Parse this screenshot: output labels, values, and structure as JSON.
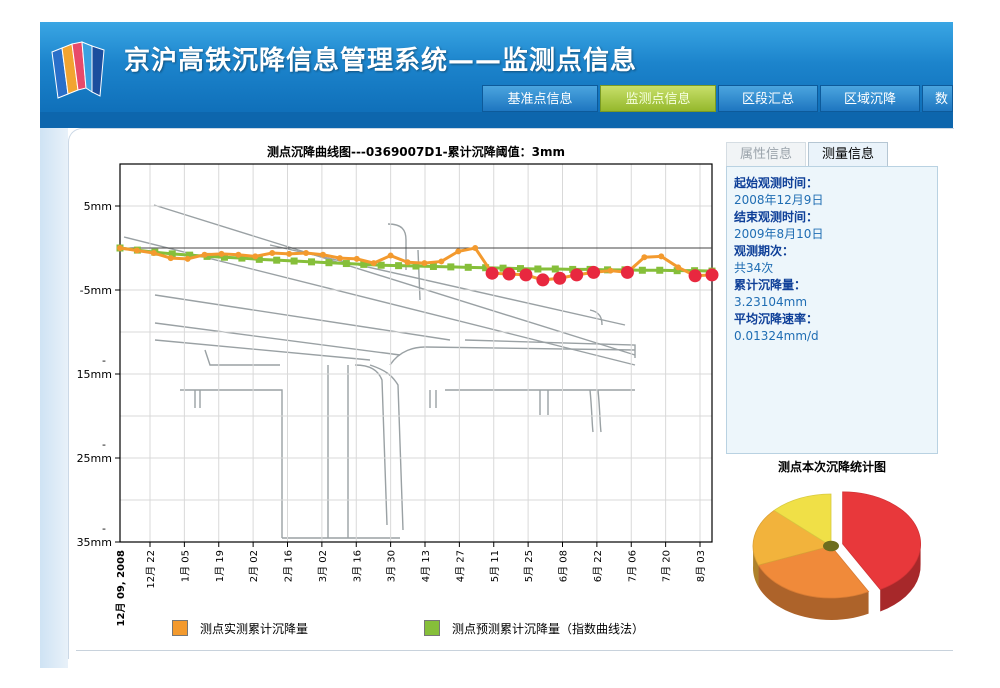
{
  "header": {
    "title": "京沪高铁沉降信息管理系统——监测点信息",
    "tabs": [
      {
        "label": "基准点信息",
        "active": false
      },
      {
        "label": "监测点信息",
        "active": true
      },
      {
        "label": "区段汇总",
        "active": false
      },
      {
        "label": "区域沉降",
        "active": false
      },
      {
        "label": "数",
        "active": false
      }
    ]
  },
  "info": {
    "tabs": [
      "属性信息",
      "测量信息"
    ],
    "active_tab": "测量信息",
    "fields": [
      {
        "label": "起始观测时间：",
        "value": "2008年12月9日"
      },
      {
        "label": "结束观测时间：",
        "value": "2009年8月10日"
      },
      {
        "label": "观测期次：",
        "value": "共34次"
      },
      {
        "label": "累计沉降量：",
        "value": "3.23104mm"
      },
      {
        "label": "平均沉降速率：",
        "value": "0.01324mm/d"
      }
    ]
  },
  "pie": {
    "title": "测点本次沉降统计图",
    "colors": [
      "#e8383b",
      "#f08a3a",
      "#f2b33c",
      "#f0e047"
    ],
    "values": [
      0.42,
      0.27,
      0.18,
      0.13
    ]
  },
  "chart_data": {
    "type": "line",
    "title": "测点沉降曲线图---0369007D1-累计沉降阈值：3mm",
    "y_tick_labels": [
      "5mm",
      "-5mm",
      "-\n15mm",
      "-\n25mm",
      "-\n35mm"
    ],
    "y_ticks": [
      5,
      -5,
      -15,
      -25,
      -35
    ],
    "ylim": [
      -35,
      10
    ],
    "threshold": 0,
    "x_first_label": "12月 09, 2008",
    "x_tick_labels": [
      "12月 22",
      "1月 05",
      "1月 19",
      "2月 02",
      "2月 16",
      "3月 02",
      "3月 16",
      "3月 30",
      "4月 13",
      "4月 27",
      "5月 11",
      "5月 25",
      "6月 08",
      "6月 22",
      "7月 06",
      "7月 20",
      "8月 03"
    ],
    "series": [
      {
        "name": "测点实测累计沉降量",
        "color": "#f39a2e",
        "y": [
          0,
          -0.3,
          -0.6,
          -1.2,
          -1.3,
          -0.8,
          -0.7,
          -0.8,
          -1.0,
          -0.6,
          -0.7,
          -0.6,
          -0.8,
          -1.2,
          -1.3,
          -1.8,
          -0.9,
          -1.7,
          -1.8,
          -1.6,
          -0.4,
          0,
          -3.0,
          -3.1,
          -3.2,
          -3.8,
          -3.6,
          -3.2,
          -2.9,
          -2.7,
          -2.9,
          -1.1,
          -1.0,
          -2.3,
          -3.3,
          -3.2
        ],
        "exceed_color": "#e8283f"
      },
      {
        "name": "测点预测累计沉降量（指数曲线法）",
        "color": "#86bf3a",
        "y": [
          0,
          -0.25,
          -0.5,
          -0.7,
          -0.85,
          -1.0,
          -1.1,
          -1.2,
          -1.35,
          -1.45,
          -1.55,
          -1.65,
          -1.75,
          -1.85,
          -1.95,
          -2.05,
          -2.1,
          -2.15,
          -2.2,
          -2.25,
          -2.3,
          -2.35,
          -2.4,
          -2.45,
          -2.5,
          -2.5,
          -2.55,
          -2.55,
          -2.6,
          -2.6,
          -2.65,
          -2.65,
          -2.7,
          -2.7,
          -2.75
        ]
      }
    ],
    "legend_position": "bottom",
    "grid": true
  }
}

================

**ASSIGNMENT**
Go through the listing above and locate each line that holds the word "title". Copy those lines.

**ANSWER SECTION**
    "title": "京沪高铁沉降信息管理系统——监测点信息",
    "title": "测点本次沉降统计图",
    "title": "测点沉降曲线图---0369007D1-累计沉降阈值：3mm",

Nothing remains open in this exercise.